An update on President Dmitry Medvedev’s interview with Russian TV networks.

President Dmitry Medvedev’s interview with Russian TV networks this Wednesday was a momentous event for several reasons. First, it established a new format of communications between the country’s top executive and the population. Second, experts say that Medvedev’s statements raised more questions than gave answers.

“Medvedev’s decision to go public was a one-time occurrence, I think,” Nikolai Petrov of the Moscow Carnegie Center said. “It was kind of recompense for the presidential message to the Federal Assembly a couple of months ago where Medvedev essentially ignored both the looming economic crisis and the problems that really worried the population.” Petrov also recalled the forthcoming address to the nation the president was expected to make. “Delivered on the New Year Eve, it is nothing to insert negative events of the year into,” he said.

Political scientists comment on the clearly planned psychotherapeutic effect the interview was supposed to make on the audience.
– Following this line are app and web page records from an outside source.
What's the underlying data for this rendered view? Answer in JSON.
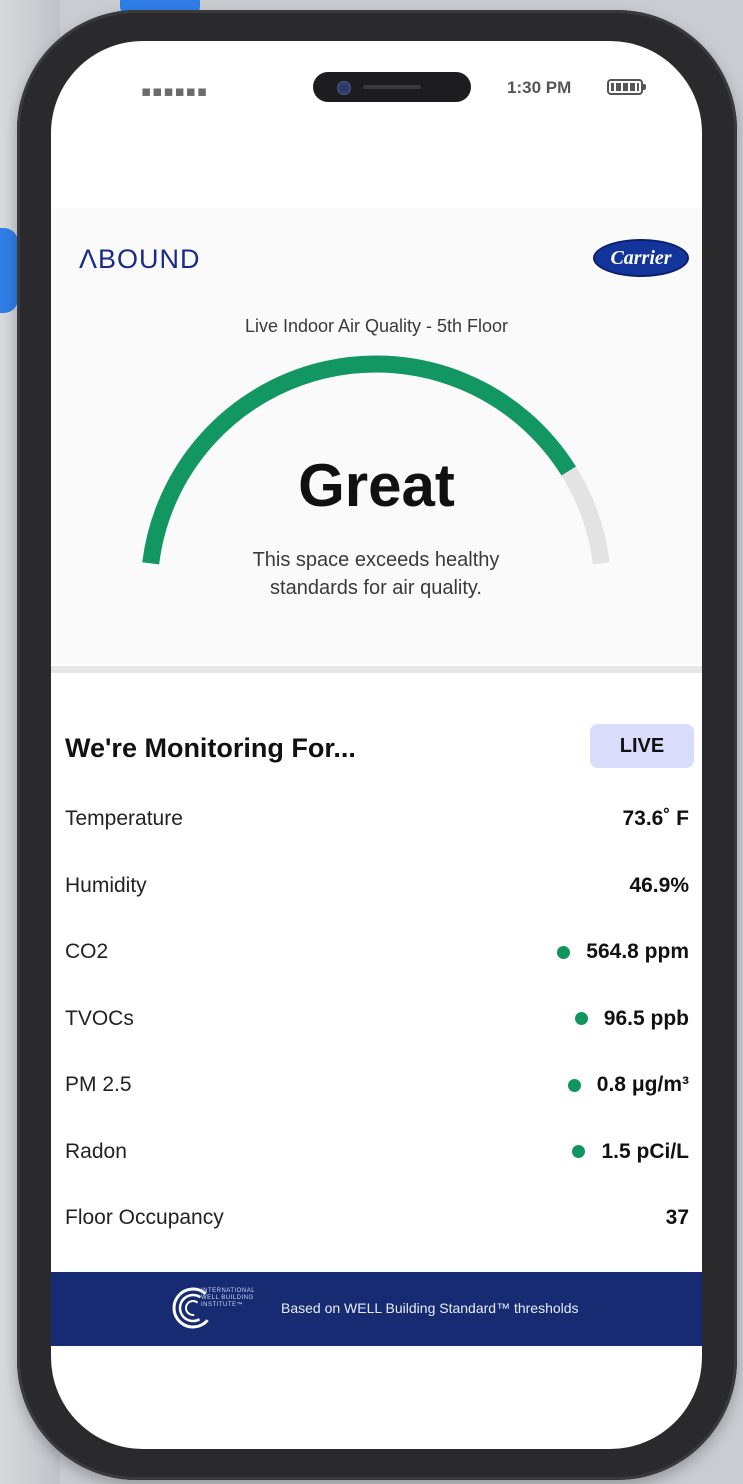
{
  "status_bar": {
    "signal": "▪▪▪▪▪▪",
    "time": "1:30 PM"
  },
  "brand": {
    "abound": "ΛBOUND",
    "carrier": "Carrier"
  },
  "air_quality": {
    "subtitle": "Live Indoor Air Quality - 5th Floor",
    "status": "Great",
    "description": "This space exceeds healthy standards for air quality.",
    "gauge_level": 0.85,
    "gauge_color": "#139762",
    "gauge_track_color": "#e3e3e3"
  },
  "monitoring": {
    "title": "We're Monitoring For...",
    "live_label": "LIVE",
    "metrics": [
      {
        "label": "Temperature",
        "value": "73.6˚ F",
        "indicator": false
      },
      {
        "label": "Humidity",
        "value": "46.9%",
        "indicator": false
      },
      {
        "label": "CO2",
        "value": "564.8 ppm",
        "indicator": true
      },
      {
        "label": "TVOCs",
        "value": "96.5 ppb",
        "indicator": true
      },
      {
        "label": "PM 2.5",
        "value": "0.8 μg/m³",
        "indicator": true
      },
      {
        "label": "Radon",
        "value": "1.5 pCi/L",
        "indicator": true
      },
      {
        "label": "Floor Occupancy",
        "value": "37",
        "indicator": false
      }
    ]
  },
  "footer": {
    "well_logo_text": "INTERNATIONAL WELL BUILDING INSTITUTE™",
    "note": "Based on WELL Building Standard™ thresholds"
  },
  "colors": {
    "brand_navy": "#172b73",
    "status_green": "#11955f",
    "live_badge_bg": "#d9dcfb"
  }
}
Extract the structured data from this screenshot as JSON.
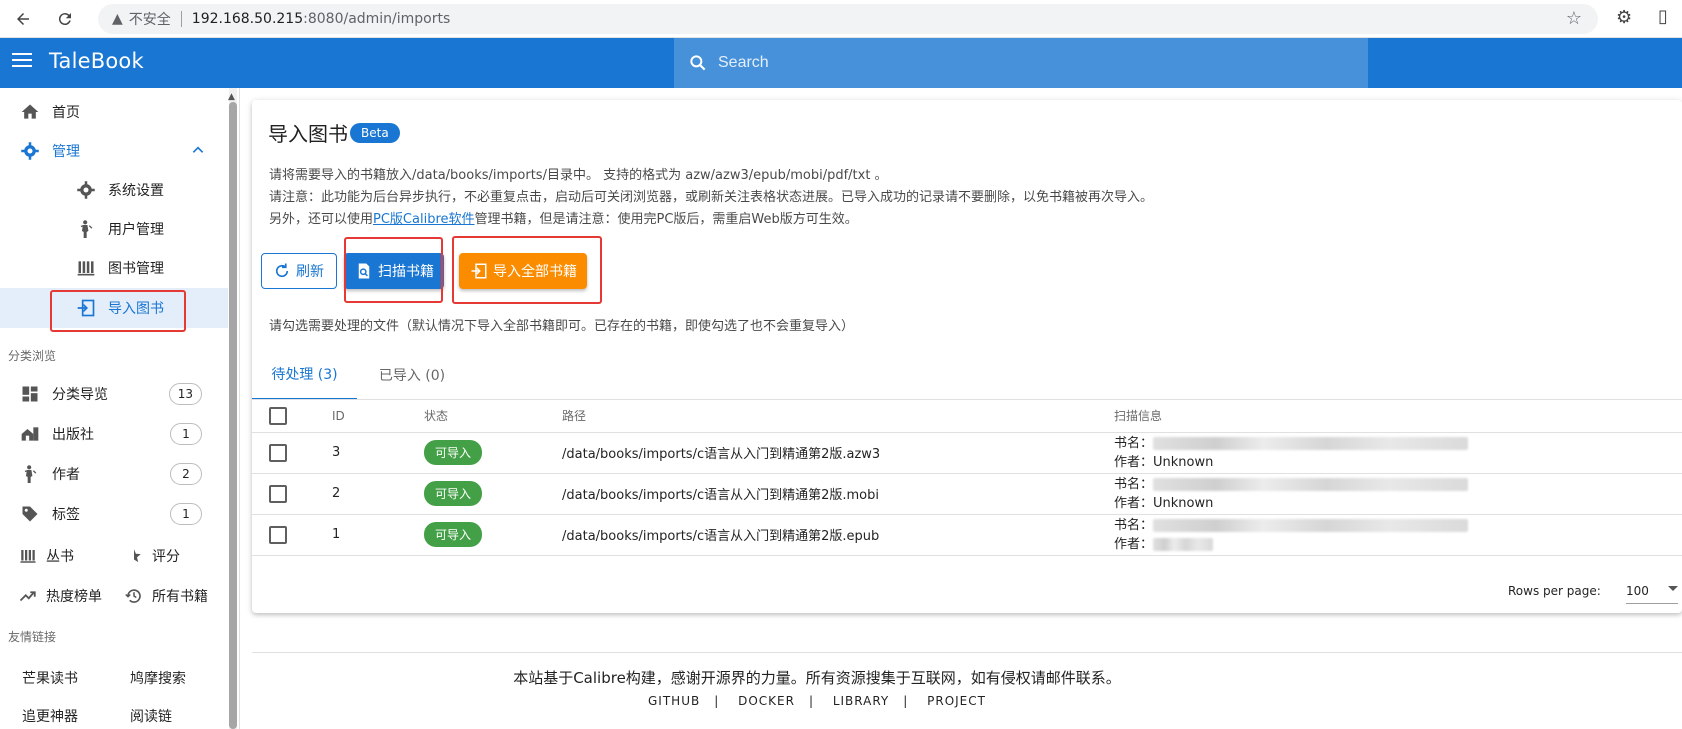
{
  "browser": {
    "insecure_label": "不安全",
    "url_host": "192.168.50.215",
    "url_path": ":8080/admin/imports"
  },
  "app": {
    "title": "TaleBook",
    "search_placeholder": "Search",
    "brand_color": "#1976d2"
  },
  "sidebar": {
    "home": "首页",
    "manage": "管理",
    "manage_children": [
      "系统设置",
      "用户管理",
      "图书管理",
      "导入图书"
    ],
    "browse_header": "分类浏览",
    "browse": [
      {
        "label": "分类导览",
        "count": "13"
      },
      {
        "label": "出版社",
        "count": "1"
      },
      {
        "label": "作者",
        "count": "2"
      },
      {
        "label": "标签",
        "count": "1"
      }
    ],
    "series": "丛书",
    "rating": "评分",
    "hot": "热度榜单",
    "all_books": "所有书籍",
    "links_header": "友情链接",
    "links": [
      "芒果读书",
      "鸠摩搜索",
      "追更神器",
      "阅读链"
    ]
  },
  "page": {
    "title": "导入图书",
    "beta": "Beta",
    "desc1": "请将需要导入的书籍放入/data/books/imports/目录中。 支持的格式为 azw/azw3/epub/mobi/pdf/txt 。",
    "desc2": "请注意：此功能为后台异步执行，不必重复点击，启动后可关闭浏览器，或刷新关注表格状态进展。已导入成功的记录请不要删除，以免书籍被再次导入。",
    "desc3_pre": "另外，还可以使用",
    "desc3_link": "PC版Calibre软件",
    "desc3_post": "管理书籍，但是请注意：使用完PC版后，需重启Web版方可生效。",
    "refresh": "刷新",
    "scan": "扫描书籍",
    "import_all": "导入全部书籍",
    "hint": "请勾选需要处理的文件（默认情况下导入全部书籍即可。已存在的书籍，即使勾选了也不会重复导入）",
    "tab_pending": "待处理 (3)",
    "tab_done": "已导入 (0)",
    "headers": [
      "ID",
      "状态",
      "路径",
      "扫描信息"
    ],
    "rows": [
      {
        "id": "3",
        "status": "可导入",
        "path": "/data/books/imports/c语言从入门到精通第2版.azw3",
        "title_label": "书名：",
        "author_label": "作者：",
        "author": "Unknown"
      },
      {
        "id": "2",
        "status": "可导入",
        "path": "/data/books/imports/c语言从入门到精通第2版.mobi",
        "title_label": "书名：",
        "author_label": "作者：",
        "author": "Unknown"
      },
      {
        "id": "1",
        "status": "可导入",
        "path": "/data/books/imports/c语言从入门到精通第2版.epub",
        "title_label": "书名：",
        "author_label": "作者：",
        "author": ""
      }
    ],
    "rows_per_page_label": "Rows per page:",
    "rows_per_page": "100"
  },
  "footer": {
    "text": "本站基于Calibre构建，感谢开源界的力量。所有资源搜集于互联网，如有侵权请邮件联系。",
    "links": [
      "GITHUB",
      "DOCKER",
      "LIBRARY",
      "PROJECT"
    ]
  }
}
Olga Kryshtanovskaya of the Elite Studies Center of the Institute of Sociology for example clearly perceived an attempt “to comfort the people, instill optimism, and remind that the state was with them and thinking about them” in Medvedev’s interview. According to Kryshtanovskaya, the president was clearly trying to forestall panic.

That the president was spared any unexpected and uncomfortable questions goes without saying. All the same, it was his answers to what questions were asked that surprised experts. Economic crisis under way was discussed at length. Having listed the difficulties the country had encountered, the president reassured the people that it was still possible for them to retain the previous way of life. “I’m talking of what has been accomplished in terms of social support – pay level, level of real income, pensions…” the president said.

Aleksei Malashenko of the Moscow Carnegie Center said the president had walked into a trap. “Comforting the people, the head of state never gave them any exact or specific information. He did not say what was really in the offing for the population in connection with the crisis. He did not say what he and his government considered their priorities in this light. Neither did Medvedev say anything about what was being done to remedy the situation or how efficient the anti-crisis measures were,” Malashenko said. “Also importantly, not a word was said about mistakes made by the government or about how it intended to correct them.”

Malashenko believes that Medvedev’s placatory statements will anger only the Russians once they see that the promises are not kept after all.

Kryshtanovskaya in her turn said she perceived nothing impossible in Medvedev’s promises. “At the very least, the state can always turn on the printing equipment,” she said. “Sure, it will mean inflation, but I do believe that it is possible for the authorities to keep all promises.” Kryshtanovskaya appraised Medvedev’s answers to these questions as a protocol of intentions rather than anything else. She suggested that what the president was trying to convey in his answers was that he did have some special anti-crisis program and agenda.

A correspondent asked Medvedev about the authorities’ reaction to actions of the normally straight-arrow people “… who just might be tempted to bend a rule or two.” As a matter of fact, the question was to be asked differently, it was to be a question on behalf of law-abiding people entitled to civil protests in the form of rallies or pickets. It was never phrased in this manner. The impression is that the president needed something he could be stern about and the question was therefore phrased so as to offer him this opportunity. “The situation being what it is, response of the state should be wise but firm,” Medvedev said. “Straight-arrow people are what they are precisely because they are smart enough to resist temptations and know better than commit crimes.”

Medvedev’s tirade was clearly a reaction to the latest protests in Vladivostok. It was also a warning to whoever might decide to protest in the streets in the future.

“Terms “wisdom” and “firmness” have no meaning in this particular context,” Malashenko said. “We saw this firmness in the Far East. It is not wisdom, it is a political game… I believe that our economists are wiser than politicians because it is the former who tell the truth more often. Firmness in this particular case is a sword that cuts two ways. Roughing up liberals (a handful) is one thing. Dealing with mass protests and strikes fomented by the unemployment is another. Consider how they pit auto makers against businesses in the Far East. Do you call it wisdom? I do not. I call it a provocation.”